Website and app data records

== Segment start ==

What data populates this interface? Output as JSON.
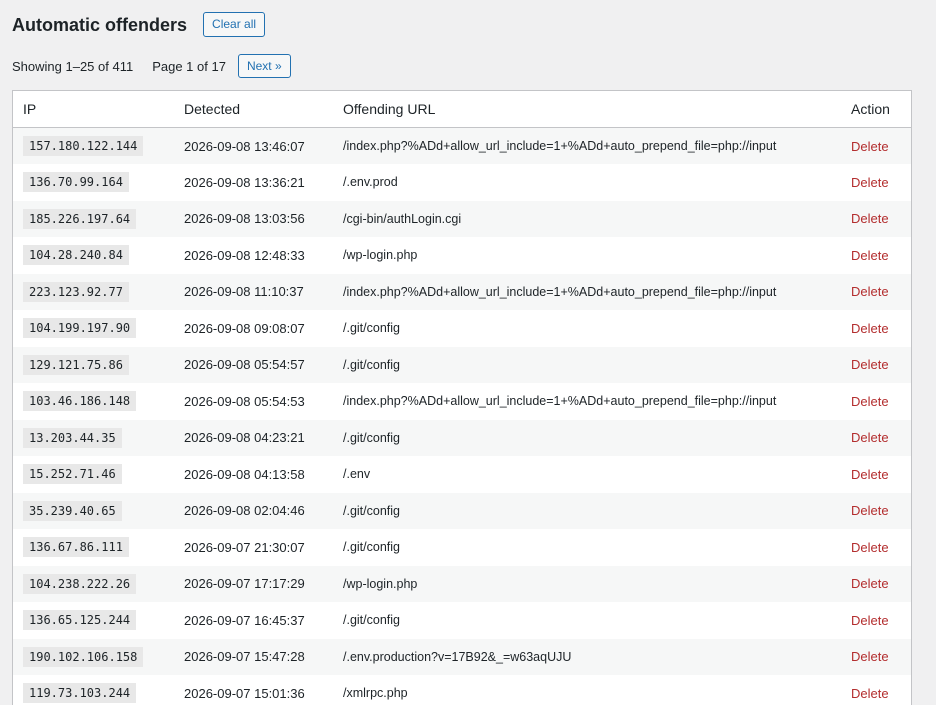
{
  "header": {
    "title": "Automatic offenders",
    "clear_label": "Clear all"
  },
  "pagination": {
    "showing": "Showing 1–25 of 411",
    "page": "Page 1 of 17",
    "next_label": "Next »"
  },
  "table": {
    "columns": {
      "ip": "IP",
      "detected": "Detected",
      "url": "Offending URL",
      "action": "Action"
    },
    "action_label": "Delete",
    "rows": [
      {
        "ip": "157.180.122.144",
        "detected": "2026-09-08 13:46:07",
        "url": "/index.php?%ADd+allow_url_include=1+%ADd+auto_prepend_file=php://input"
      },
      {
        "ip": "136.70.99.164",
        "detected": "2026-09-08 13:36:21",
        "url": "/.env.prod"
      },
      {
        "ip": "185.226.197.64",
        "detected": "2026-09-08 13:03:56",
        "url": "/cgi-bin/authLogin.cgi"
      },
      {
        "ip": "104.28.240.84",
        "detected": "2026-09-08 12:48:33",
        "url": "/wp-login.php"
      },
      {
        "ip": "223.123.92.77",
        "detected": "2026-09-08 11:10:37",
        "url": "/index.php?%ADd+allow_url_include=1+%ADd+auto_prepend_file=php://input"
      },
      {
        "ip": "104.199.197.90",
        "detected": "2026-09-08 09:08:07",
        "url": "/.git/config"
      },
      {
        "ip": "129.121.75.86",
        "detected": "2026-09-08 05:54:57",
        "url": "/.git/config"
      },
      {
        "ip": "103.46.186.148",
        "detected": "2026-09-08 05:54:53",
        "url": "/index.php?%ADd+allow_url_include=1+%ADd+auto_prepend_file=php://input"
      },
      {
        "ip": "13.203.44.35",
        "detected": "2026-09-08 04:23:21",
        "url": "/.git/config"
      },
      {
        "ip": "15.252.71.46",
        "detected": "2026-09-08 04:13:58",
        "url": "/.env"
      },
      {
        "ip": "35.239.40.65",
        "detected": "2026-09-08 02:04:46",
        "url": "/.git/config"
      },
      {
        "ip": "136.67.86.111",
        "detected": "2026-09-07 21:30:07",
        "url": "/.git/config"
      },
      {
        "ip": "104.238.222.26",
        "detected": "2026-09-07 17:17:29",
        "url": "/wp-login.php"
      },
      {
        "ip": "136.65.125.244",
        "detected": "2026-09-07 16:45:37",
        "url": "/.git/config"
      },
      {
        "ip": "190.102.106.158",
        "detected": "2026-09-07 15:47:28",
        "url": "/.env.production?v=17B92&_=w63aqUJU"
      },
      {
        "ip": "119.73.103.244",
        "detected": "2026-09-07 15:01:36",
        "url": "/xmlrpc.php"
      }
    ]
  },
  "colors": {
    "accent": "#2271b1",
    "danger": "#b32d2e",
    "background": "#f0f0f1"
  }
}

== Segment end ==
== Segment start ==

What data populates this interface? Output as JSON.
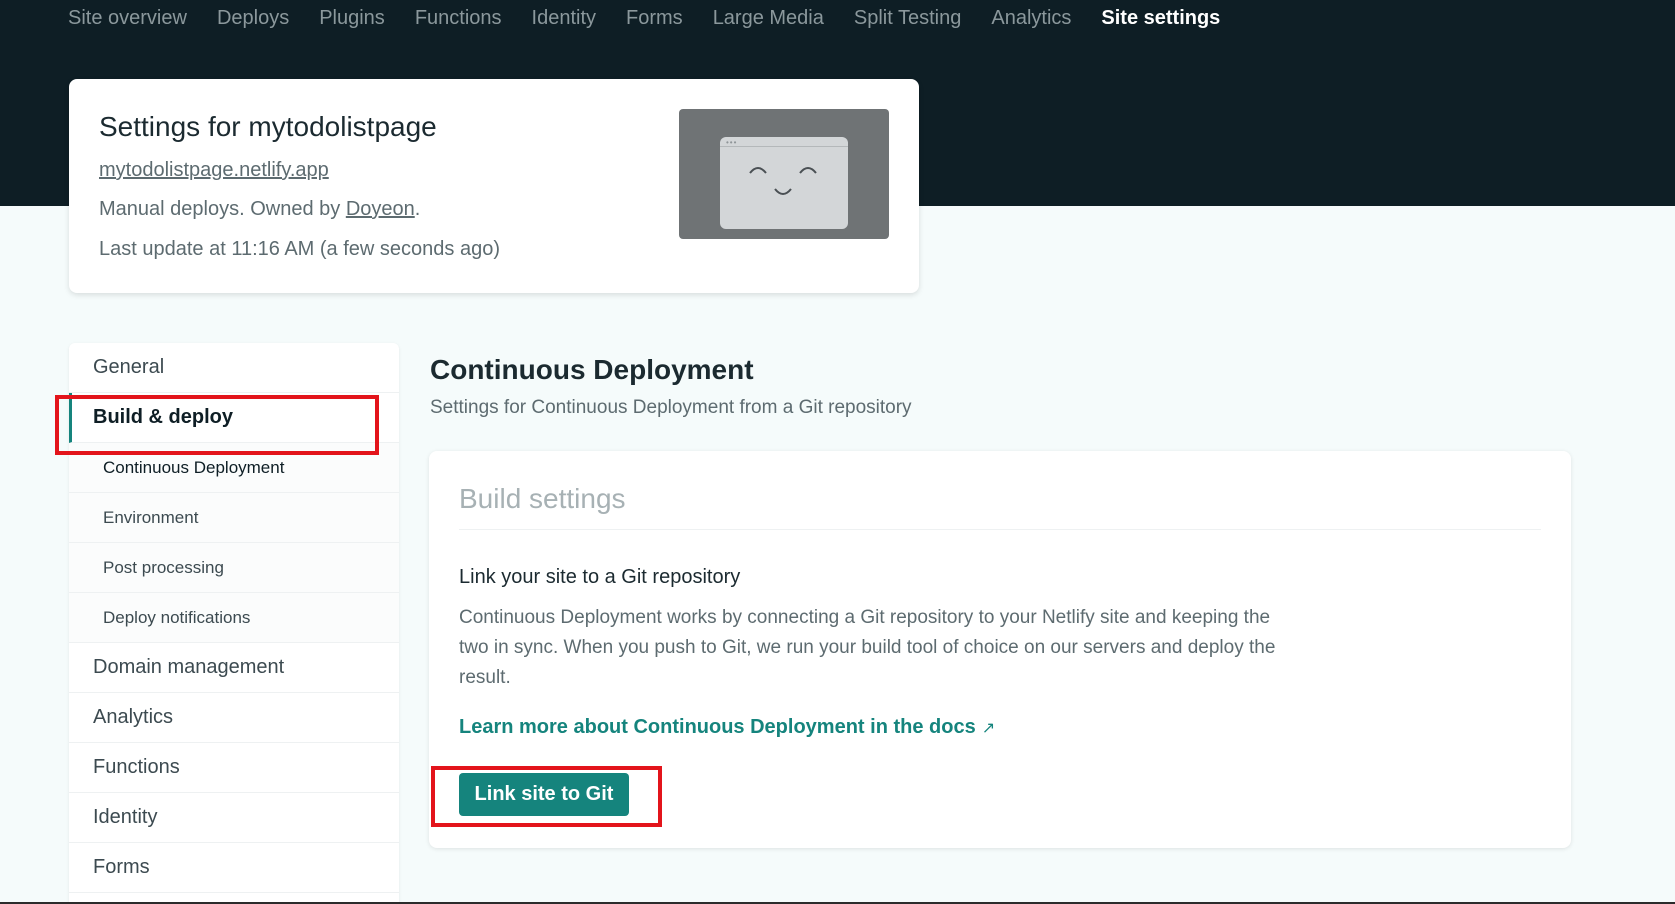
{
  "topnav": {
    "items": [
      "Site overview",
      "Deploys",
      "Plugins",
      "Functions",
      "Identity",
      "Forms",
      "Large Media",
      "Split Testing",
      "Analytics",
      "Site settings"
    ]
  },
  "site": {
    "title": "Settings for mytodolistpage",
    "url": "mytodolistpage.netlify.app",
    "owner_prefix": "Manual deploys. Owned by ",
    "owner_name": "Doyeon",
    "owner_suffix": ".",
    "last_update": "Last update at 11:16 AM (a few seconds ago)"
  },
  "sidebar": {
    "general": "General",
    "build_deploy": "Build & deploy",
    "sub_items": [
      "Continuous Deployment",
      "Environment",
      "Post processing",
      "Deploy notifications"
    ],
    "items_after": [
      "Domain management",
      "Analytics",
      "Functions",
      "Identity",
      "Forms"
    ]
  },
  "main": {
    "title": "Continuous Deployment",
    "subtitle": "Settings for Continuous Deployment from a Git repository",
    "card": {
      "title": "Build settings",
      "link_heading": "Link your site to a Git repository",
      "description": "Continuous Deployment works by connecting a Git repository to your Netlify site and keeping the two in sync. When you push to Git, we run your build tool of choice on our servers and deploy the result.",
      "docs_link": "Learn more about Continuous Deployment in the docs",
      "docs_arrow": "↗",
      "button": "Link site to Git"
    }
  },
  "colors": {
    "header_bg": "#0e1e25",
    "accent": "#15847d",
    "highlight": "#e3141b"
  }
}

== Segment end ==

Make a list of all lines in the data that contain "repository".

Solution for this exercise:
    "subtitle": "Settings for Continuous Deployment from a Git repository",
      "link_heading": "Link your site to a Git repository",
      "description": "Continuous Deployment works by connecting a Git repository to your Netlify site and keeping the two in sync. When you push to Git, we run your build tool of choice on our servers and deploy the result.",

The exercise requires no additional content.